If you float around Computer Science / Programming circles enough, it’s likely that you’ve come across the term “circular queue”. A circular queue is a queue of <something> that is fixed in size, and when the end of the queue has been reached, it circles back to the front and starts pushing items from there. If the head catches up to the tail, the queue is said to be full. In C style languages, circular queues can be implemented using pointers fairly easily. In my case though, I don’t have pointers, so I’m just keeping two variables (head, tail) that tell me where the import parts are.
Some people might wonder “Why on earth are you implementing a queue by hand?”, which is valid question. The answer is because there is now STL-type library in Limbo, so implementation of a queue falls into my lap. I suppose this post doesn’t have much of point, except to say “Use the friggin’ library if it’s available.”. For one, it’s already been done, and two, it’s probably bug free.

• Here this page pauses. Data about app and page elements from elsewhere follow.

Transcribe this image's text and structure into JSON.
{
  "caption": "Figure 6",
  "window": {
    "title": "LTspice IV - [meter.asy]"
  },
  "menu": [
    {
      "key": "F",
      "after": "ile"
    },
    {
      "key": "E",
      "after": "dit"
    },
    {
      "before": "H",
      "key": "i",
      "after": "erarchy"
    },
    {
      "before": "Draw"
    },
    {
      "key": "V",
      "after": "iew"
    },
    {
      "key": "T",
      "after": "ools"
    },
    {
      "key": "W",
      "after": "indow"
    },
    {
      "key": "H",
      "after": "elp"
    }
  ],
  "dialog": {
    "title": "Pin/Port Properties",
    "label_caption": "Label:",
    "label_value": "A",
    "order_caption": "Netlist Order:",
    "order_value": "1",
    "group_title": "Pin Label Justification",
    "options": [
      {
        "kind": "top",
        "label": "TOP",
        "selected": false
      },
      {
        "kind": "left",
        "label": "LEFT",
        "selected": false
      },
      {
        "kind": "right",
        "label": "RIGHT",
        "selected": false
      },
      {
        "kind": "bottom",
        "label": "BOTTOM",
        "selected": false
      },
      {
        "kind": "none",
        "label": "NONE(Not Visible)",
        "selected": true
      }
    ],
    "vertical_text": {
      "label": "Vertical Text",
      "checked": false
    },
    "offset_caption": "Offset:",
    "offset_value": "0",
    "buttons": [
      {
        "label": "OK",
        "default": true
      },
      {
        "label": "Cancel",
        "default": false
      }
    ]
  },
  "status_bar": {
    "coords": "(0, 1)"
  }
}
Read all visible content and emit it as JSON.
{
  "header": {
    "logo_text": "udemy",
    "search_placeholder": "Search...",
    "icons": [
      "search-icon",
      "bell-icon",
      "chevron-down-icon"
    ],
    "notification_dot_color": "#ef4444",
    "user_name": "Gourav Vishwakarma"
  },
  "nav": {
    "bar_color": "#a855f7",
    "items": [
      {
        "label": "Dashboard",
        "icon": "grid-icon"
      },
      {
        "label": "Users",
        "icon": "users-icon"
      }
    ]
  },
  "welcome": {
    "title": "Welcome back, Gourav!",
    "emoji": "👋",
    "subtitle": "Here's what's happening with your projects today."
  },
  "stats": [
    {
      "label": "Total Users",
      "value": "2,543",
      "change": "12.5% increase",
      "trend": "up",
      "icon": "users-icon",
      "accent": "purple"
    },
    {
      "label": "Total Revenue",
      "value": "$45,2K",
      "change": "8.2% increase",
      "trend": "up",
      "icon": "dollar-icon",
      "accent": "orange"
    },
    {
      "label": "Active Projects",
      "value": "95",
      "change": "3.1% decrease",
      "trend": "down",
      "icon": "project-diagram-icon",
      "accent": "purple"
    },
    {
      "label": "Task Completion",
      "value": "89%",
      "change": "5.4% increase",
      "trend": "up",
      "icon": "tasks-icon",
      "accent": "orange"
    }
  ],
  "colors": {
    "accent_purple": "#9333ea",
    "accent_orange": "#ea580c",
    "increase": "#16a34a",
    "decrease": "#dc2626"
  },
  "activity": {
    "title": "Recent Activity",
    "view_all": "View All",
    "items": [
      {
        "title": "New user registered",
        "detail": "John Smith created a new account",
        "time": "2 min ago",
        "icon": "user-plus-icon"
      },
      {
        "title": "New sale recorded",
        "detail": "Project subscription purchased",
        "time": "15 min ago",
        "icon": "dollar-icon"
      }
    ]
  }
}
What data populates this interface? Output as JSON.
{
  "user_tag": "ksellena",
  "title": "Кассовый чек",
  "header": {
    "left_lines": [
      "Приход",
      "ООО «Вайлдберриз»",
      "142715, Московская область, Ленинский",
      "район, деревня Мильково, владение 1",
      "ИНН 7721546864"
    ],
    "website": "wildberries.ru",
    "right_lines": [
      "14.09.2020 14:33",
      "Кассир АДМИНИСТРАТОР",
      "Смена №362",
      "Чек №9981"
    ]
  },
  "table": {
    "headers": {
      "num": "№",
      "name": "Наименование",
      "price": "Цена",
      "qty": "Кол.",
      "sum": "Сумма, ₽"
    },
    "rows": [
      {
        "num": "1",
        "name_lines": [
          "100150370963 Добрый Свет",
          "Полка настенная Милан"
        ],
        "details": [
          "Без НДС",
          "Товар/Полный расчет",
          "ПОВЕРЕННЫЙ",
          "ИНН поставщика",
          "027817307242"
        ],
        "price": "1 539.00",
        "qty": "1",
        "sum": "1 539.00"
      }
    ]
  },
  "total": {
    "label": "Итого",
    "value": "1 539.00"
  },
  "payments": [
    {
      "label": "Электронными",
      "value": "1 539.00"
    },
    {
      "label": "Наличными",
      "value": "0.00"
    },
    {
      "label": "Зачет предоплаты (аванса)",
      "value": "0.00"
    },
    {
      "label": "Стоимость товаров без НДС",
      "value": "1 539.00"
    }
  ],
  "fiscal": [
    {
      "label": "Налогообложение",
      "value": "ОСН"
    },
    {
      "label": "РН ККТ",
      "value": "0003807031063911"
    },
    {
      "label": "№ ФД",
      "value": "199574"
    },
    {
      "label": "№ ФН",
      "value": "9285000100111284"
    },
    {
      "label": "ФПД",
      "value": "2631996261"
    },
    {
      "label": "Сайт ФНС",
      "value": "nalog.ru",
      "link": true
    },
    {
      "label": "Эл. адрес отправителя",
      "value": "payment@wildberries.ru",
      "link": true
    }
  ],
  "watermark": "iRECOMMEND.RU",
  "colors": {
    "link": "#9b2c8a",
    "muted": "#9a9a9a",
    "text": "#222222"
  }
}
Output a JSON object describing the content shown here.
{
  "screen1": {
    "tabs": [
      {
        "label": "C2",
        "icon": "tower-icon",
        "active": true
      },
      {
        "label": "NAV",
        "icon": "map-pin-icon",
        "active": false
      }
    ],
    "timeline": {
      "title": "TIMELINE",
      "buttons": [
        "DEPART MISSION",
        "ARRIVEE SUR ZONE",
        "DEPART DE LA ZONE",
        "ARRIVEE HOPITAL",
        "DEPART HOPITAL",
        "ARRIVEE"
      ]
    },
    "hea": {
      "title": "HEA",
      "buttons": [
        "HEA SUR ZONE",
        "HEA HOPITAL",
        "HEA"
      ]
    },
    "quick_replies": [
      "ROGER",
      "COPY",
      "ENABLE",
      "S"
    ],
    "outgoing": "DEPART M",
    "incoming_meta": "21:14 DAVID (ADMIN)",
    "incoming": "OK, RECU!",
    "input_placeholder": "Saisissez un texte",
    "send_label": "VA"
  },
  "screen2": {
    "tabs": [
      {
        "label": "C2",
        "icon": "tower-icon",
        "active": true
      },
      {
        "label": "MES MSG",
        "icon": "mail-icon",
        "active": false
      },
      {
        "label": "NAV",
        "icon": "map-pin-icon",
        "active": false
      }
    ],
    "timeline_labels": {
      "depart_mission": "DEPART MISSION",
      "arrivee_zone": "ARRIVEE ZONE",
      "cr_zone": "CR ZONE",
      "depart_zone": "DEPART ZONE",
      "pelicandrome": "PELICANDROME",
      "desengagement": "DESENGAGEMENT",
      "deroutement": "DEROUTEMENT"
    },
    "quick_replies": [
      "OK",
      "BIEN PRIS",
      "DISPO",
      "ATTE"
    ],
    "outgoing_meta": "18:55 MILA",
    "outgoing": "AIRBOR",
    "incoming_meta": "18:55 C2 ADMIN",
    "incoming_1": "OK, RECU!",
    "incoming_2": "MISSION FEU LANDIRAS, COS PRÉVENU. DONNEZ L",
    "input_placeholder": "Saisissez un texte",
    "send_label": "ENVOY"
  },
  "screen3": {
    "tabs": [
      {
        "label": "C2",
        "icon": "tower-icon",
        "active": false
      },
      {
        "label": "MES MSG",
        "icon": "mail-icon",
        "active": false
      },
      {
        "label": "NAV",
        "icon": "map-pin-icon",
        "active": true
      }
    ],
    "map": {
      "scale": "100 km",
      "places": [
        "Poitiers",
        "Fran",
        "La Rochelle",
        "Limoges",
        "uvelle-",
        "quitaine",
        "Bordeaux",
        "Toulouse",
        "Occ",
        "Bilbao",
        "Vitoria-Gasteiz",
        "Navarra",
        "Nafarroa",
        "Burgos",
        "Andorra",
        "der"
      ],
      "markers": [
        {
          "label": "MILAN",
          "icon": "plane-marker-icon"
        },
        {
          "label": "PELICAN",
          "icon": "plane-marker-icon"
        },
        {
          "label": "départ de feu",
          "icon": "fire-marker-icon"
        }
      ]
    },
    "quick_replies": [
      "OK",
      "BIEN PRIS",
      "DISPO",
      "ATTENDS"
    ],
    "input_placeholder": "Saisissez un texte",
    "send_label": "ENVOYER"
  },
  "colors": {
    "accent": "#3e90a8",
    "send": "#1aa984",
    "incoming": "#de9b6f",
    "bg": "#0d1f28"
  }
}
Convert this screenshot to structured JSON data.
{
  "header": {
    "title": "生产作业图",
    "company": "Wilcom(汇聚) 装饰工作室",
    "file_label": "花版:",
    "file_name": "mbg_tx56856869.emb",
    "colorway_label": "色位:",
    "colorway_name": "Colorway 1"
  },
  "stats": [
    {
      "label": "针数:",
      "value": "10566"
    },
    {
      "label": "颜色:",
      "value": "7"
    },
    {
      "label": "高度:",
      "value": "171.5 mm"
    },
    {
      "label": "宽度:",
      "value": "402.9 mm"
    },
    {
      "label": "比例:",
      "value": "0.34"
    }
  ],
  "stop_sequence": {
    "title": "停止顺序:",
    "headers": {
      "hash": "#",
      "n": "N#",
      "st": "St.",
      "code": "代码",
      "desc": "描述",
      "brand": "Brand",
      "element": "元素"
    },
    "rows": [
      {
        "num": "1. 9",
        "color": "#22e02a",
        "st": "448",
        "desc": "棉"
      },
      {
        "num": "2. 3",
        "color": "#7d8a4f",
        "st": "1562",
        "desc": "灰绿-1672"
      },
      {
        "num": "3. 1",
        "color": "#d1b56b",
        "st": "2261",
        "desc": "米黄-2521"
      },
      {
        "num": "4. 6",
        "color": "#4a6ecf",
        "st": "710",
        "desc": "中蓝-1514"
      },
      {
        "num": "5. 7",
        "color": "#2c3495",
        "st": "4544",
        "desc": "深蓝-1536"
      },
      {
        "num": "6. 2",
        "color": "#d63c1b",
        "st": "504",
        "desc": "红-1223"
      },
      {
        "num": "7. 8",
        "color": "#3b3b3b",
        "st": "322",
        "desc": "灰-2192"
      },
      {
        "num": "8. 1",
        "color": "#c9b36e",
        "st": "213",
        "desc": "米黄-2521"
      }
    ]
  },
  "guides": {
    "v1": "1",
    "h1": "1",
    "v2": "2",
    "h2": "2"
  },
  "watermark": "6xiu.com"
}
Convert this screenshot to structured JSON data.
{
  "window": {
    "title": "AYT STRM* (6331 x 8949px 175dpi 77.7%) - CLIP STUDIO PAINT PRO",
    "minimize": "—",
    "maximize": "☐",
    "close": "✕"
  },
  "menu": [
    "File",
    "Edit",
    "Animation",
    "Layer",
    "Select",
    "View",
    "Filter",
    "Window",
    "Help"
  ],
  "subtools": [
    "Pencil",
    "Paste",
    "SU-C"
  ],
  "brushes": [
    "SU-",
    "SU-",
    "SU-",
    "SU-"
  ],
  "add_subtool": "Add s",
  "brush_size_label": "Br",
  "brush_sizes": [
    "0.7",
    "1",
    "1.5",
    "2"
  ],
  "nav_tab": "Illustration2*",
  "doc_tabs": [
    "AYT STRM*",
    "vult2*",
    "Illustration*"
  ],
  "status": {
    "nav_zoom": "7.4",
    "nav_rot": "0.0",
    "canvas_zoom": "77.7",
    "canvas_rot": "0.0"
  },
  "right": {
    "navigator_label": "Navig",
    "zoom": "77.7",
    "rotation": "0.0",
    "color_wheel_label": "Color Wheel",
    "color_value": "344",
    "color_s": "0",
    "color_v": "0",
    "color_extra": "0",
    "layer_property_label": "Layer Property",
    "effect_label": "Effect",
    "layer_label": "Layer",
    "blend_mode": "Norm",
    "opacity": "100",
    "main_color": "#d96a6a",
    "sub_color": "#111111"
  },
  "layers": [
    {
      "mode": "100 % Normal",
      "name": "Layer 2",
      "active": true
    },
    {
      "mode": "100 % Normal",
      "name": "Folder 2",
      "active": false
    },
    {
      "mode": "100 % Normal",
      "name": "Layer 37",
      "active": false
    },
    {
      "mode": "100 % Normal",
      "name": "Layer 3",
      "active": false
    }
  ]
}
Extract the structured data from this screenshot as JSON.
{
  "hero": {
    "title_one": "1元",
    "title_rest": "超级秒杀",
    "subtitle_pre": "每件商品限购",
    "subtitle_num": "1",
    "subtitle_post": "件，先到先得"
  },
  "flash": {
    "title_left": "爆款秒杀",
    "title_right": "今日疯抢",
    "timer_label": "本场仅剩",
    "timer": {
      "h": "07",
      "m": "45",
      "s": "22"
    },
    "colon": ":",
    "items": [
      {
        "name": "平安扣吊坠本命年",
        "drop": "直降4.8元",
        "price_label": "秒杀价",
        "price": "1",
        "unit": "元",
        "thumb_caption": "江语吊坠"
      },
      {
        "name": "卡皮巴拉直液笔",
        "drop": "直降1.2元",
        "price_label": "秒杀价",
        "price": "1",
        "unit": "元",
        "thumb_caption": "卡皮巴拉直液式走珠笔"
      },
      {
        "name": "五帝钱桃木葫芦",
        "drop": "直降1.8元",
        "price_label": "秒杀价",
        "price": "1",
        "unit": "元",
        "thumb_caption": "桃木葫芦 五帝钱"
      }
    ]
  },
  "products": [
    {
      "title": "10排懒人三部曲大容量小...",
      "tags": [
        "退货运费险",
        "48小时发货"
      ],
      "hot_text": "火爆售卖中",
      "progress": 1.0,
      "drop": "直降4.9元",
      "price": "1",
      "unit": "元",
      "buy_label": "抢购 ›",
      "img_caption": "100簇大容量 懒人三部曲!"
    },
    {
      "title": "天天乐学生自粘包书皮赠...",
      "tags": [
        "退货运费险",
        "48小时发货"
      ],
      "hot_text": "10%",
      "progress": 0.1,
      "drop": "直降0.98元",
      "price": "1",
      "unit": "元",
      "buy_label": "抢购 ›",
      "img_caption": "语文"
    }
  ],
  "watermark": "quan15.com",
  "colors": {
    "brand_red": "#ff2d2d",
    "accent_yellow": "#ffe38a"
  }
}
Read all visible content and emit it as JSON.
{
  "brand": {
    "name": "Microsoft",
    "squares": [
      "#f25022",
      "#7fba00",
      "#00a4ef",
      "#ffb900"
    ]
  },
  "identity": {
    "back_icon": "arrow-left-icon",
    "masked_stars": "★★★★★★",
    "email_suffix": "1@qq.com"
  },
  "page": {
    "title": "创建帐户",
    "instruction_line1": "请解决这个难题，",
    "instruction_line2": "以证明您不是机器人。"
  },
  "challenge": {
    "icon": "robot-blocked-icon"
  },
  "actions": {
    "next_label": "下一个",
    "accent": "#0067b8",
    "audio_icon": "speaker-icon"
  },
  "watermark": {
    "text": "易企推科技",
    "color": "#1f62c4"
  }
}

For the past 8 weeks in my graduate operating systems course, we’ve been dealing with the issues of inter-process communication in massively parallel situations. For development of such applications, we’ve been using an operating system called Inferno (of Plan 9 origins) which has a built in language called Limbo. Limbo is a great language for learning network programming and multi-threaded programming. It has communication channels which are typed, so you can pass whatever you want along them without pre-processing the data. However, you still have to manage all of those channels. It also has a nice C + Pascal style syntax:
message := “Hello World!”;
While discussing languages that support massive concurrency with my professor, the subject of functional programming came up. I mentioned to him that I wanted to learn a functional language, but wasn’t sure where to start. He suggested Erlang due to it’s easy support for massive concurrency. My question to my readers (if I have any left), is do you have any experience with programming multi-threaded and/or distributed programs with Erlang? Is it worth the time to learn, or would my efforts be better off elsewhere?